It started to be a chore to keep my fingers on the planchette. My mom realized this at the same time and we glanced up at each other in surprise a couple times. Her touch was so light you could hear her fingernails chattering lightly on the plastic. Finally I had to lean over the board and follow the movement with my arms in motion just to maintain contact.
The group was still calling out the letters and the scribe was frowning at her notepad. She started to act concerned, then irritated and then put the notepad down. 'It's a bunch of dirty words', she said, only half amused.
My mother took her fingers off her side of the planchette and settled back in her chair. My fingers were still on the thing, and I was still concentrating on keeping up. The planchette kept racing around, pulling me after it.

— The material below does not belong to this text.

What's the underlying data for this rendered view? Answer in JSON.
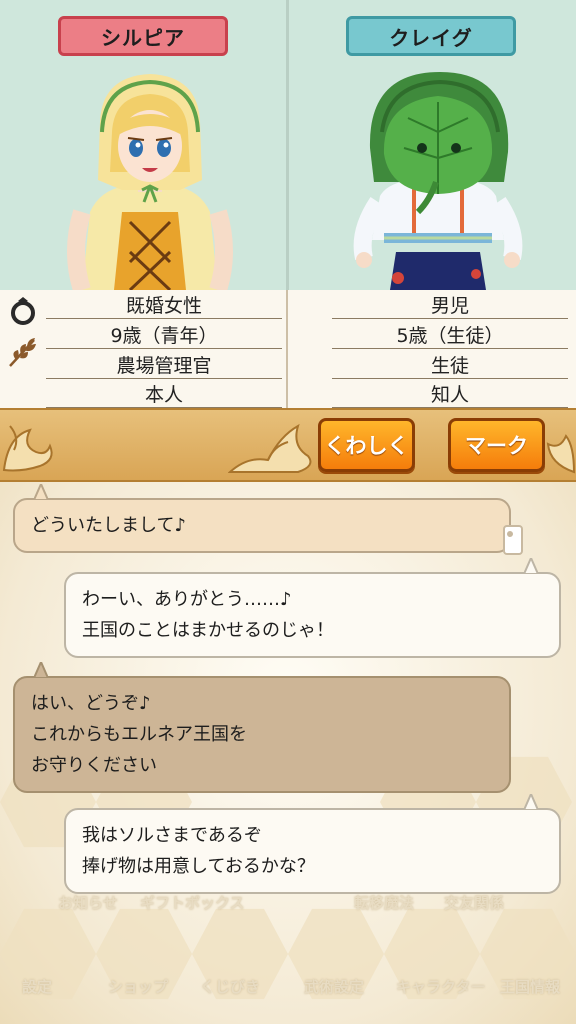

And then suddenly it shot sideways off the board, across the room, and hit the fireplace like a bullet.
And then scream. Everyone jumped back, my mother stood up, knocked her chair over backwards, and there I sat with the board still on my knees gaping at the fireplace with my hands still poised midair. Everyone was jumping out of the way and yipping and milling. 'Why'd you do that for!' shouted my my mom.
'She didn't!' replied several guests. 'I didn't', I added. 'It did it itself!'
The notepad was being passed around and when it reached my mom she laughed, tore the page off and threw it away, with me clamoring after her to show it to me.
The Ouija Board got burned.

To this day I look back on that and time still hasn't changed my perspective or my understanding of the event. And I really want that to happen, y'all; I mean, I want a rational explaination for what I remember clear as a bell. I was barely, barely touching the planchette when the thing thing shot away sideways-horizontally-like a whipcrack. It shot across the room like an arrow for twenty five feet, hit the fireplace in the next room with a crack and rebounded off it. I felt it take off. I was looking at it when it took off. My mother, my aunt and uncle, and a woman named Meta were looking too, and my father and another man were present in the living room and complained loudly when the thing hit the fireplace near them. The lights were on, I for one wasn't in an altered chemical state and...there you go.

Oh yes. Happy Halloween!